Memorial Tribute for Fr. Christopher Riehl (+)

Laudetur Iesus Christus!  After posting the news of Father Riehl’s passing, we received the following memorial tribute from Mr. Nathaniel Slattery who was both a close friend and the editor of Fr. Riehl’s recently published book on the Blessed Mother entitled, “Listen to Our Lady”

We share this memorial tribute with Mr. Slattery’s permission:

Rev. Christopher Michael Riehl

Father Christopher Michael Riehl told me and my wife that we came into the Church at the twelfth hour of Her passion. We also came into his life in the twelfth hour, and so as I write this, I know that I will say very little about him.

Father Riehl was a good and holy priest, recognized by many as suited for leadership in the Church. He possessed the virtues of courage, wisdom, and magnanimity in the correct proportions, at least from my humble lay point of view, in order to revivify and renew a diocese. Likely, in a just and ordered society, he would have been a bishop shortly, and this is exactly what he would have been doing. He would have extracted his body, mind, heart, and soul of all of its energy and capacity, jogged from one end of the diocese to the other, and removed every semblance and hair of error from every corner such that the faithful could have looked and seen nearly the spotless Bride of Christ within his diocese, or until he collapsed. But this would have necessarily involved ruffling many feathers, not lay so much as clerical, and no doubt very, very many people would be removed by the gravity of their errors. That is why he was not a bishop, and very likely we will never see a bishop like him before Our Lady triumphs. He was exactly the type of person that intimidates the type of priest with which most people live.

Maybe I didn’t know him well enough, maybe I was transported with joy at finding more than a single holy priest (my own parish has a holy priest who knew that his job was to provide the Sacraments these last couple of years), maybe I am a dirty flatterer (pray God no), but this is what I see. We live in such a time, bathed by oceans of infant blood, steeped in the darkness once reserved for homosexual relations before they were allowed to speak up near the altar on Father’s Day in a Catholic Church in Chicago, and under the boot of our Nominalist overlords, that we don’t deserve priests and bishops and popes that remove error and dispel confusion. We have ancestors that for hundreds of years have likely prayed that their progeny would not convert to Catholicism. We have the pride to judge God Himself, and we blaspheme the Holy Ghost to pass the time in our boredom. We live under curses, justly earned, and so we live under poor shepherds.

But God still creates these men in the womb and suckles them in the Sacraments, because His Glory and Holiness are too intoxicating to allow it not to happen. So they exist, and what He seems to do is this: prevent them from having any authority, hide them away from the world that hates Him, and let them do other things than help save people who don’t deserve it.

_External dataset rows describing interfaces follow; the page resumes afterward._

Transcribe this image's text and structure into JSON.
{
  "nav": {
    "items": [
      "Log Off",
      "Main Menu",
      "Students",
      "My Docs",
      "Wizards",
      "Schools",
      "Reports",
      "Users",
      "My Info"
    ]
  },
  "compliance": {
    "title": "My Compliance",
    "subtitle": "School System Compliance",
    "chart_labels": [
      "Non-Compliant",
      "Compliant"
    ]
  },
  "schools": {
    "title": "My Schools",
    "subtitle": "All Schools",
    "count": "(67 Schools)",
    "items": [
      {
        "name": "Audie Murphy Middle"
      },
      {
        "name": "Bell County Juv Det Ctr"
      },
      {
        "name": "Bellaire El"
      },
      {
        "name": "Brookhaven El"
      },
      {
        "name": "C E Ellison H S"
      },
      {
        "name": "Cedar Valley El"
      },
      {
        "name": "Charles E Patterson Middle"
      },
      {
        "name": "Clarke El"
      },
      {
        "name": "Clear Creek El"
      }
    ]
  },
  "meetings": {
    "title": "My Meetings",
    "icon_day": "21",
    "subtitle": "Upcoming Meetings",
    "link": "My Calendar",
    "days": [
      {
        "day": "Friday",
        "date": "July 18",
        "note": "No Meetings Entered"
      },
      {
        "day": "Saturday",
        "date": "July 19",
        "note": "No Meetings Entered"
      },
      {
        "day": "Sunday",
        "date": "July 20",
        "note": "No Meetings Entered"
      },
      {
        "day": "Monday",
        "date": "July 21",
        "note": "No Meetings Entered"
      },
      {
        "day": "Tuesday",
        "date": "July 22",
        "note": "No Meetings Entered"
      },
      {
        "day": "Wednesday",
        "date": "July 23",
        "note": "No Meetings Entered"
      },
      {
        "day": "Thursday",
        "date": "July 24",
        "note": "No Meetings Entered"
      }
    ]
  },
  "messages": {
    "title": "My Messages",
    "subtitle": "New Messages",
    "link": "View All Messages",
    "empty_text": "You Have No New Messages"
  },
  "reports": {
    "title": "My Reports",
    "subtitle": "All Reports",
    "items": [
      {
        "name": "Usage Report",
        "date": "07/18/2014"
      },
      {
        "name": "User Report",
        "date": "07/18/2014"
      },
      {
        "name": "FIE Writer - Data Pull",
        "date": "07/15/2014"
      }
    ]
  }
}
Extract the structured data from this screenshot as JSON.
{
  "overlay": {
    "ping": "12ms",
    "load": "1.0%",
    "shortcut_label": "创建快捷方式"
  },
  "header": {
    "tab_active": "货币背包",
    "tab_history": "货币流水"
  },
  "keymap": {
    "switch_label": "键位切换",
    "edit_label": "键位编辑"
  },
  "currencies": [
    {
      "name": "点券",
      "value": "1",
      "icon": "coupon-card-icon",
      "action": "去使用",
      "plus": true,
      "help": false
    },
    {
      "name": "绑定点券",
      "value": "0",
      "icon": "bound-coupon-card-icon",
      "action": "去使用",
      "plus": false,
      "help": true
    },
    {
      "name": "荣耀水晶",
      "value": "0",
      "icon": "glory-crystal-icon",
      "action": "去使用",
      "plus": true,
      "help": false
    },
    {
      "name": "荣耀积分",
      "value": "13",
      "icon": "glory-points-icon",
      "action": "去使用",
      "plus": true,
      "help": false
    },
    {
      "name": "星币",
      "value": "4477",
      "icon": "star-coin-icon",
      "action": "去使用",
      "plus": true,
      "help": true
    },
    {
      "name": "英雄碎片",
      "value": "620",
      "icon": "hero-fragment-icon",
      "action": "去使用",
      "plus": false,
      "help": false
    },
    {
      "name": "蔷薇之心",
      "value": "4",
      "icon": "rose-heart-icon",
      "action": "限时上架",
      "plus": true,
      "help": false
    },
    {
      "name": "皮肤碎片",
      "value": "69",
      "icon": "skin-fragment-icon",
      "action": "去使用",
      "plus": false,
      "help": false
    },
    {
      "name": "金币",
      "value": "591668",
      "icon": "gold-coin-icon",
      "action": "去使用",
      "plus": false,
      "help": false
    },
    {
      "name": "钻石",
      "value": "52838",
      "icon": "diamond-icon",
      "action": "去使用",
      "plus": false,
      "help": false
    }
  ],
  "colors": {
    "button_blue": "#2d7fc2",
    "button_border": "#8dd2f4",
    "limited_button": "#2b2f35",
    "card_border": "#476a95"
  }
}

That is what Father Riehl was. He was a good and holy man, who with all of the capacity and virtue of a saintly bishop in the chrysalis, instead wrote a humble book, and now we can read it. He may not have been suited for writing, which is good, because it is tiresome to read pretty words that say nothing, and those types of books and documents are easy enough to find within the Church. He was suited for salvation and sanctification.

I knew him only a year, and in that year, he perfected my devotional life, consecrated me completely to Mater Dolorosa, and enflamed my desire for sanctity. I firmly believe he was in the rich odor of his own sanctity. His last work was his book, Listen to Our Lady (Or Go To Hell), and you all should read it, because Our Lady took him right after he put down his pen.

—Nathaniel Slattery, Editor